There have been a ton of enjoyable moments so far in The Last Dance, but something I've particularly enjoyed is our inside look at the psyche of Jordan. Yeah we knew he was this badass competitor that was essentially a basketball psycho, but I feel like for people around my age that weren't really functioning humans during his first three peat, hearing about what made Jordan tick is pretty cool. For example I had no idea that all it took for Jordan to get to another level competitive wise was hearing that Jerry Krause liked a different player. Didn't matter if it was Toni Kukoc or Thunder Dan Majerle, the simple fact that Jordan knew Krause liked you was enough for Jordan to destroy you.
It's also pretty awesome to hear how slighted he felt whenever he was compared to another active player. Down right disgusted that anyone would even suggest that there could potentially be another player in the league on his level. Now while that may be true, it didn't matter if it was some scrub or a guy that was ya know, a Hall Of Fame player and one of the best offensive weapons in league history.
Enter Clyde The Glide.
Was he Michael Jordan? No, but let's not pretend like Clyde wasn't an absolute stud during that same era
In the late 80s and early 90s, Drexler was a certified beast. Putting up 27.2/7.9/5.8/2.7 on 49.6% shooting like it was nothing, he may not have been Jordan but he was for sure the closest thing mere mortals had. For almost anyone else on the planet, being compared to Clyde Drexler would be a pretty good compliment. For Jordan? Couldn't have been more of an insult.
The year they faced off in the Finals, Drexler was coming off a terrific season. I'm talking 25/6.6/6.7/1.8 on 47/33% splits with a career high 1.5 3PM a night. He would obviously make the All Star Team and finished a member of the First Team All NBA squad while coming in second in the MVP race. Shit, in that Finals he averaged 24.8/7.8/5.3 so it's not like he didn't show up. The problem was Jordan made his life a living hell and his efficiency wasn't there at all. He had just one game that series in which he shot over 42% from the floor. You could say Jordan took that comparison personally and straight up broke one of the best players in the entire league. Drexler came back the next year and averaged under 20 points a game in 42 appearances, his lowest total since his third year in the league back in 1985-86.
Then the next year Jordan basically did the same thing with Chuck in their Finals battle. I think that's what really stands out to me so far and helps paint a picture of just how different Jordan was. Any time he was challenged by generational talents, some of the best players the league has ever seen, he made them essentially irrelevant. That's some God shit. It's one thing to get pissed that people may think Dan Majerle is on your level, it's another thing to get so mad that future Hall Of Fame players are being compared to you that you go up a level and destroy every single one of them in your path.

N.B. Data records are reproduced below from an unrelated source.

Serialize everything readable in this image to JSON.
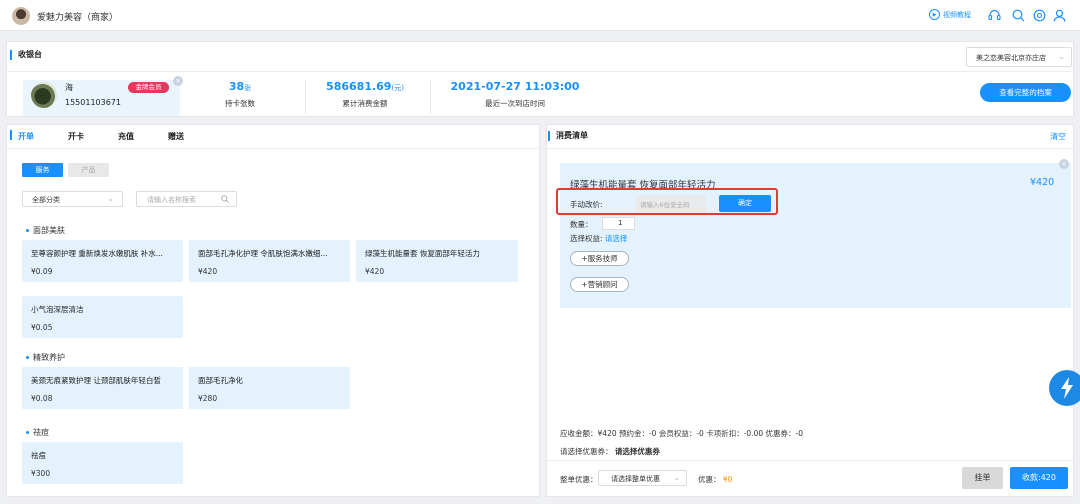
{
  "app": {
    "title": "爱魅力美容（商家）"
  },
  "topbar": {
    "video_tutorial": "视频教程"
  },
  "cashier": {
    "title": "收银台",
    "store": "美之恋美容北京亦庄店",
    "member": {
      "name": "海",
      "phone": "15501103671",
      "badge": "金牌会员"
    },
    "stats": {
      "cards_value": "38",
      "cards_unit": "张",
      "cards_label": "持卡张数",
      "spend_value": "586681.69",
      "spend_unit": "(元)",
      "spend_label": "累计消费金额",
      "last_visit": "2021-07-27 11:03:00",
      "last_visit_label": "最近一次到店时间"
    },
    "profile_button": "查看完整的档案"
  },
  "left": {
    "tabs": [
      "开单",
      "开卡",
      "充值",
      "赠送"
    ],
    "segments": [
      "服务",
      "产品"
    ],
    "category_select": "全部分类",
    "search_placeholder": "请输入名称搜索",
    "categories": [
      {
        "title": "面部美肤",
        "items": [
          {
            "name": "至尊容颜护理 重新焕发水嫩肌肤 补水...",
            "price": "¥0.09"
          },
          {
            "name": "面部毛孔净化护理 令肌肤饱满水嫩细...",
            "price": "¥420"
          },
          {
            "name": "绿藻生机能量套 恢复面部年轻活力",
            "price": "¥420"
          },
          {
            "name": "小气泡深层清洁",
            "price": "¥0.05"
          }
        ]
      },
      {
        "title": "精致养护",
        "items": [
          {
            "name": "美颈无痕紧致护理 让颈部肌肤年轻白皙",
            "price": "¥0.08"
          },
          {
            "name": "面部毛孔净化",
            "price": "¥280"
          }
        ]
      },
      {
        "title": "祛痘",
        "items": [
          {
            "name": "祛痘",
            "price": "¥300"
          }
        ]
      }
    ]
  },
  "right": {
    "title": "消费清单",
    "clear": "清空",
    "order": {
      "name": "绿藻生机能量套 恢复面部年轻活力",
      "price": "¥420",
      "manual_label": "手动改价:",
      "manual_placeholder": "请输入6位安全码",
      "confirm": "确定",
      "qty_label": "数量：",
      "qty": "1",
      "benefit_label": "选择权益:",
      "benefit_link": "请选择",
      "add_tech": "+服务技师",
      "add_consultant": "+营销顾问"
    },
    "summary": "应收金额：¥420   预约金：-0   会员权益：-0   卡项折扣：-0.00  优惠券：-0",
    "coupon_label": "请选择优惠券：",
    "coupon_link": "请选择优惠券",
    "footer": {
      "discount_label": "整单优惠：",
      "discount_select": "请选择整单优惠",
      "discount_amount_label": "优惠：",
      "discount_amount": "¥0",
      "hang": "挂单",
      "pay": "收款:420"
    }
  },
  "colors": {
    "accent": "#1890ff",
    "badge": "#e8365d",
    "highlight": "#e53935",
    "card_bg": "#e3f2fd"
  }
}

It's why I feel like it's a damn shame that Kobe wasn't born a little earlier. Imagine if Kobe was 19 in like 1992 compared to 1998 and they had all of the 90s to battle it out. He's really the only player we've seen Jordan not have a problem being talked about in the same breath, so I wonder if that would have been the case had they been given the opportunity to compete against each other when Jordan was in his prime.
Probably not, Jordan probably would have taken his soul too.